A framework for benefit-risk decision-making that summarizes the relevant facts, uncertainties, and key areas of judgment, and clearly explains how these factors influence a regulatory decision, can greatly inform and clarify the regulatory discussion. Such a framework can provide transparency regarding the basis of conflicting recommendations made by different parties using the same information.(Emphasis mine.)
Of course, the structured framework here is designed to reflect rational disagreement. Marciniak’s scattershot insults are in many ways a terrible first case for trying out a new level of transparency.
The draft framework notes that safety issues, like Avandia, are some of the major areas of uncertainty in the regulatory process. Contrast this vision of coolly and systematically addressing uncertainties with the sad reality of Marciniak’s attack:
In contrast to the prospective and highly planned studies of effectiveness, safety findings emerge from a wide range of sources, including spontaneous adverse event reports, epidemiology studies, meta-analyses of controlled trials, or in some cases from randomized, controlled trials. However, even controlled trials, where the evidence of an effect is generally most persuasive, can sometimes provide contradictory and inconsistent findings on safety as the analyses are in many cases not planned and often reflect multiple testing. A systematic approach that specifies the sources of evidence, the strength of each piece of evidence, and draws conclusions that explain how the uncertainty weighed on the decision, can lead to more explicit communication of regulatory decisions. We anticipate that this work will continue beyond FY 2013.I hope that work will continue beyond 2013. Thoughtful, open discussions of real uncertainties are one of the most worthwhile goals FDA can aspire to, even if it means having to learn how to do so without letting the Marciniaks of the world scuttle the whole endeavor.

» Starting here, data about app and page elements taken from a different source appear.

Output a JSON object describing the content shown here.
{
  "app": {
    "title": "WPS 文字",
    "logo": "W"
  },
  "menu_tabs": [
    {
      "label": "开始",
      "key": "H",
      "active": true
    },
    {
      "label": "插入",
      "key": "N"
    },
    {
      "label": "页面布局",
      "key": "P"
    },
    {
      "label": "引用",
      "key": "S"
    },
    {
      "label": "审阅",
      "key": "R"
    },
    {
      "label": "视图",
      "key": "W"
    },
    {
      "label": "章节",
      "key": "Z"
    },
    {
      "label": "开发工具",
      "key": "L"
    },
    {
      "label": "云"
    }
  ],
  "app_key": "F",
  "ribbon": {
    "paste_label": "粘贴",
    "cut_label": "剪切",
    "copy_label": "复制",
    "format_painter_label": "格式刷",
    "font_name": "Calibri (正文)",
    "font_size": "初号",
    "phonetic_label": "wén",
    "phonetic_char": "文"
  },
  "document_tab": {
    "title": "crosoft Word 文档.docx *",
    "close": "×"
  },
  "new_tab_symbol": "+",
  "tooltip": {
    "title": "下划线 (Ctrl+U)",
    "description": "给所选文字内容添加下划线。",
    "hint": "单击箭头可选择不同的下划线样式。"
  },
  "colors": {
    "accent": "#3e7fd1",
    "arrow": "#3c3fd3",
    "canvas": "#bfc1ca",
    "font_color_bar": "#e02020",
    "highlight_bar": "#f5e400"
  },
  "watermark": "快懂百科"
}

[Update June 6: Further bolstering the idea that the AdCom is just as much about FDA's ability to transparently manage differences of expert opinion in the face of uncertain data, CDER Director Janet Woodcock posted this note on the FDA's blog. She's pretty explicit about the bigger picture:
There have been, and continue to be, differences of opinion and scientific disputes, which is not uncommon within the agency, stemming from varied conclusions about the existing data, not only with Avandia, but with other FDA-regulated products.
At FDA, we actively encourage and welcome robust scientific debate on the complex matters we deal with — as such a transparent approach ensures the scientific input we need, enriches the discussions, and enhances our decision-making.I agree, and hope she can pull it off.]